Joey Briggs had three weeks to quit his job, obtain travel visas and say his goodbyes before he embarked on a 100-day journey across the world.

Briggs, who graduated from UF in 2017 with a degree in chemical engineering, was one of six out of over 30,000 applicants to be selected for Yuujou, an international media art project emphasizing the importance of friendship.

“Yuujou is essentially a social experiment to prove we are all connected,” Briggs, 23, said.

The six travelers, who were strangers before the journey, were divided into two teams of three people: Team East, which Briggs was a part of, and Team West.

Both teams started at the same place in Berlin, Germany, on April 11. From then on, the two teams would be sent in opposite directions, traveling from city to city for 100 days until reuniting in Tokyo, Japan, while documenting every step of their all-expenses-paid journey.

The only rule? At each new location, they had to stay with a friend of their previous host, creating a chain of friendship across the globe.

Briggs first heard about Yuujou—which means “friendship” in Japanese—in November through his cousin, who also applied.

Corinne Eisenring, co-founder of Yuujou, said Briggs caught the selection team’s attention immediately.

“We were looking for people who want to celebrate the diversity of the world and focus on the good,” she said. “We were looking for creative spirits who seek the challenge and who are happy to document and share their experiences with the world.”
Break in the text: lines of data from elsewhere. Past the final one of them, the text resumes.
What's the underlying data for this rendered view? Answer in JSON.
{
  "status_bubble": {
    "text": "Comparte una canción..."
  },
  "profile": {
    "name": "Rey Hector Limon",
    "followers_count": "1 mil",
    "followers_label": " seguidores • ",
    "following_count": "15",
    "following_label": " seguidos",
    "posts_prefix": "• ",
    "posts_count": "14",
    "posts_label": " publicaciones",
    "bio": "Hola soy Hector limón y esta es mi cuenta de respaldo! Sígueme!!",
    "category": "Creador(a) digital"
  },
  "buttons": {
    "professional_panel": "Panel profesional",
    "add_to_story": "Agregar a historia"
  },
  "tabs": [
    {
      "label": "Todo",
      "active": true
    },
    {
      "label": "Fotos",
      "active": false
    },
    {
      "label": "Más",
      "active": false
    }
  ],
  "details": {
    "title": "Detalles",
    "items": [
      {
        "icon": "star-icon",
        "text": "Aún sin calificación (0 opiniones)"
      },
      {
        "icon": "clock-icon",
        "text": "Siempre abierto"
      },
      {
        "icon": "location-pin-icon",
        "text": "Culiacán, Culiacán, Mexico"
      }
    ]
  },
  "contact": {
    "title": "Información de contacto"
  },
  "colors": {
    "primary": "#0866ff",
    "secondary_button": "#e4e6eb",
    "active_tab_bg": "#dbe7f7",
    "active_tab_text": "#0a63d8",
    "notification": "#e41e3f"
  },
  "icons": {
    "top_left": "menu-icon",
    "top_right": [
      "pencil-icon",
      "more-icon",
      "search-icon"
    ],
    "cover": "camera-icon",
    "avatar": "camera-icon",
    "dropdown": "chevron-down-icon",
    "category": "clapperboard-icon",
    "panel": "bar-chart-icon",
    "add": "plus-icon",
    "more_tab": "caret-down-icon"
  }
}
She said when Briggs talked about his experience working for the Peace Corps in Liberia, it convinced the team he was “very adaptable and strong.”

After a competitive selection process involving a casting video and Skype and in-person interviews, Briggs was flown out to Germany for a week of training, where he met the two other people he would be traveling with for the next three months: Paula Savelkoul, 30, from the Netherlands, and Renata Millington, 30, from Brazil.
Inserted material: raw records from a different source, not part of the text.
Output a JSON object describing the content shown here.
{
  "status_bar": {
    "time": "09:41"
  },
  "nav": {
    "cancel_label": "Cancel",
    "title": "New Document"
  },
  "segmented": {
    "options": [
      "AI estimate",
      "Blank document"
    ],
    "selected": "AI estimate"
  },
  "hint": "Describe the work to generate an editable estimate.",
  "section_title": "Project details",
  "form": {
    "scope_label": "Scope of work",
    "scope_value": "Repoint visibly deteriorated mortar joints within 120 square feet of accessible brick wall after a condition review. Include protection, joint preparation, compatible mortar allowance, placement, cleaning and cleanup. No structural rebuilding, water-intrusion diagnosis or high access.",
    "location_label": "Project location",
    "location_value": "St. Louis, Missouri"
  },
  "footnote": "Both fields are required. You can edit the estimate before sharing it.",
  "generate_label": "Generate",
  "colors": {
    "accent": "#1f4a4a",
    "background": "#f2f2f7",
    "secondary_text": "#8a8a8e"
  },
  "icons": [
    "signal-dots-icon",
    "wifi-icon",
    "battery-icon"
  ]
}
“I started to backpack in 2016,” Savelkoul said. “Sold all my belongings, with only my backpack [and went] to Asia, Australia and New Zealand.

“But this time it was so much different,” she said. “It's a whole new way of going from place to place.”

Although Briggs had also traveled before, such as his time spent building an artificial coral reef in Cambodia as part of a UF research position, he agreed Yuujou was different because of the unpredictable nature of it.

“We never knew where we were going to be the next day or who we were going to meet,” he said. “I never expected to go to countries like Macedonia, Georgia or [the] Philippines on the journey from Germany to Japan.”

Briggs described some of his favorite experiences as those which allowed him to be immersed in the culture of the host, such as 22-year-old Sasha Svinar, in Kharkiv, Ukraine, who showed Team East his grandparents’ World War II bunker, which was still stocked “just in case.”

“[He] took out some of their preserves for us to try,” Briggs said. “We tried his favorite, which was the preserved apples that were a few years old. They tasted still very fresh but were mushy, so while it looked like an apple, it was more like one of the best applesauce I’ve ever tasted.”

The Yuujou project also involved documenting every aspect of the travelers’ journey, filming everything from interviews with the hosts to the team going from place to place.

“We received a crash course of four years of film school in four days in Berlin from the Yuujou team,” Briggs said.

“[The trip] was in some ways much more than I expected. I have traveled a lot, but never on camera 24/7, for months on end all over the world. That added much more excitement, as well as being much more exhausting.”

Briggs’ travels, however, didn’t culminate on the 100th day, July 20, in Tokyo. He spent the following three weeks with his cousin in Vietnam, where he got some much-needed rest and relaxation.

“I think we [the travelers] survived on adrenaline alone,” Briggs said. “I have never had bags under my eyes like I did the entire journey, and once it was finished I slept for three weeks. No joke, I would sleep like 10 hours every night and take a 2-5 hour nap during the day, every day. I didn’t know it was possible to sleep so much, but our bodies had reached a new level of exhaustion.

“Diving in and out of people’s lives every day, on top of being in a few countries each week, on top of filming everything we do added up. But I never once felt it during the journey.”

Briggs’ travels exemplified the purpose of the Yuujou journey, which “aims to show that if you explore cultures authentically, you will meet new friends, and not strangers,” Eisenring said.

“All around the world, I believe people are inherently kind and compassionate,” Briggs said. “Especially to travelers and people in need of a helping hand. Everyone we met was amazingly open and friendly, even though they had no idea who we were or even really why we were there. They just had received a phone call from a friend saying these travelers were coming to visit them.”

Briggs described the journey as being the most formative experience of his life.

“This trip has made me more comfortable and confident in who I am more than anything else I’ve ever done in my life, and I think, to me, that’s the best thing I took away from it.”

Briggs plans to pursue a doctorate degree in chemical engineering at the Colorado School of Mines next fall.

In the meantime, the rest of his travels will be documented on his YouTube channel, Joey Adventure. He is currently in Uzbekistan attending the 10-day World Influencers Congress

Yuujou plans to release a book and documentary of the travels by 2020. The entirety of the Yuujou journey can be seen at yuujou.world or on its YouTube channel.